vt
to relocate …
Cultural fact of the day

In Spain the term castellano, rather than español, refers to the Spanish language as opposed to Catalan, Basque etc. The choice of word has political overtones: castellano has separatist connotations and español is considered centralist. In Latin America castellano is the usual term for Spanish.

There are 2 translations of veneer in Spanish:

veneer2

Definition of veneer in:

Get more from Oxford Dictionaries

Subscribe to remove ads and access premium resources

Word of the day reubicar
vt
to relocate …
Cultural fact of the day
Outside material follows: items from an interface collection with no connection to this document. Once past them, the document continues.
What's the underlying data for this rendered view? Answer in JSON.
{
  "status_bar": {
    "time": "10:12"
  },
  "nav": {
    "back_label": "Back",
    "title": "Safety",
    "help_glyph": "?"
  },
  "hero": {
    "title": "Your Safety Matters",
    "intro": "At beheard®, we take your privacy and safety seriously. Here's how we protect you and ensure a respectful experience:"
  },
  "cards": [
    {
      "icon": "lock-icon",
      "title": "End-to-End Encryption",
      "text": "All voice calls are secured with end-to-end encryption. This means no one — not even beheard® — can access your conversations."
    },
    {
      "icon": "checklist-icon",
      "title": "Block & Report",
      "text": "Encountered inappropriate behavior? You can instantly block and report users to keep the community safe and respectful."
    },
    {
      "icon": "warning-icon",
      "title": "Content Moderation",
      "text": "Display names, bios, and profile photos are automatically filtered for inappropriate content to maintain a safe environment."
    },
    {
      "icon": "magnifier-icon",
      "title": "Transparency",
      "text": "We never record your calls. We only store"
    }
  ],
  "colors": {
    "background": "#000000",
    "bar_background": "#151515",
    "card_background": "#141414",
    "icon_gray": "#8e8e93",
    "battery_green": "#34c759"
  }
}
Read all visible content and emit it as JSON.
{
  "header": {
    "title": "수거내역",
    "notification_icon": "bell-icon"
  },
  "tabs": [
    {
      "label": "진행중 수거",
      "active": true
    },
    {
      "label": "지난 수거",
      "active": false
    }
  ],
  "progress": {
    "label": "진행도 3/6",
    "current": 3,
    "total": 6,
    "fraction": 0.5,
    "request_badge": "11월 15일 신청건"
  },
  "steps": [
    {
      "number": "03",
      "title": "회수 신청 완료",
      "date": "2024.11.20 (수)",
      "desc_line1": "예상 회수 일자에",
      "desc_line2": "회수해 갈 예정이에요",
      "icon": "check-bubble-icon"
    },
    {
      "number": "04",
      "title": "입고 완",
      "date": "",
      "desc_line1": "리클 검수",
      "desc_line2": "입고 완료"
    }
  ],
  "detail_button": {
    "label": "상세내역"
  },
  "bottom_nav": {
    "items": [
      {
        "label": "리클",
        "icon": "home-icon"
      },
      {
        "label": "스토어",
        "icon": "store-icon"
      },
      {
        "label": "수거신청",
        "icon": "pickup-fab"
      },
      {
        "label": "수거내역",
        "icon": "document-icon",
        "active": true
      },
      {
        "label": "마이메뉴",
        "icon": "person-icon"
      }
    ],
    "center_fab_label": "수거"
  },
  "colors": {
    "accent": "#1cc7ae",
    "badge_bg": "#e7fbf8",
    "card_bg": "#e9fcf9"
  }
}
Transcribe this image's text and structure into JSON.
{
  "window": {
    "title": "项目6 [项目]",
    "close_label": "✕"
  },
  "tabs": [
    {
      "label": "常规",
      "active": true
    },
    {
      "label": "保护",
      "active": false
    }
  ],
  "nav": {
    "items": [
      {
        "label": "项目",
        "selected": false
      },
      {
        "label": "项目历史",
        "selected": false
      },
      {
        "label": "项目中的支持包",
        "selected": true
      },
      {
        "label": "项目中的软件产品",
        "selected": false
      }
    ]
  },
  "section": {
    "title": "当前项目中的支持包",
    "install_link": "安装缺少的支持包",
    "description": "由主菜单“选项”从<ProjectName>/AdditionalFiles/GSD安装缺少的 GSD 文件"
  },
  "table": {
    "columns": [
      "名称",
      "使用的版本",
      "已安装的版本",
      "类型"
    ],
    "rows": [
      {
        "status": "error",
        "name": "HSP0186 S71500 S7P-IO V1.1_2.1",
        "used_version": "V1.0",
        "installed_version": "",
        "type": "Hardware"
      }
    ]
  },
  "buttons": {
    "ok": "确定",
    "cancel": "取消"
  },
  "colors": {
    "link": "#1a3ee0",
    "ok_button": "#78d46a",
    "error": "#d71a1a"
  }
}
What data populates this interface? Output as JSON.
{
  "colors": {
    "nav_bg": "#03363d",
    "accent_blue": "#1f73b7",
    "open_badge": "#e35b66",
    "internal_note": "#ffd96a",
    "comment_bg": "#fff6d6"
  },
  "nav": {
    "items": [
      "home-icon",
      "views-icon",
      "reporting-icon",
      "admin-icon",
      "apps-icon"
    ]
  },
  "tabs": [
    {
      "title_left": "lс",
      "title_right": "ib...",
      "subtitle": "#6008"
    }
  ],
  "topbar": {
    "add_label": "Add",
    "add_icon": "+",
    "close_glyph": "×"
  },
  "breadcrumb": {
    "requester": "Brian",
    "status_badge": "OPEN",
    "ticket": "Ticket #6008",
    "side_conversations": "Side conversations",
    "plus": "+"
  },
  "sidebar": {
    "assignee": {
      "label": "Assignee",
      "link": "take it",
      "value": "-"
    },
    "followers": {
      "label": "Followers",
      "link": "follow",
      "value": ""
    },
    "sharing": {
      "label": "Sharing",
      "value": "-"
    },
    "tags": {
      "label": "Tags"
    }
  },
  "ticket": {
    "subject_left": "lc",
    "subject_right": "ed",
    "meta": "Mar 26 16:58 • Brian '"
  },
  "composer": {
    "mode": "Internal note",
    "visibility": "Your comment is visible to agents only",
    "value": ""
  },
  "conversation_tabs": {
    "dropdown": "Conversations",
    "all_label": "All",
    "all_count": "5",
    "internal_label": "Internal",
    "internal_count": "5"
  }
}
In Spain the term castellano, rather than español, refers to the Spanish language as opposed to Catalan, Basque etc. The choice of word has political overtones: castellano has separatist connotations and español is considered centralist. In Latin America castellano is the usual term for Spanish.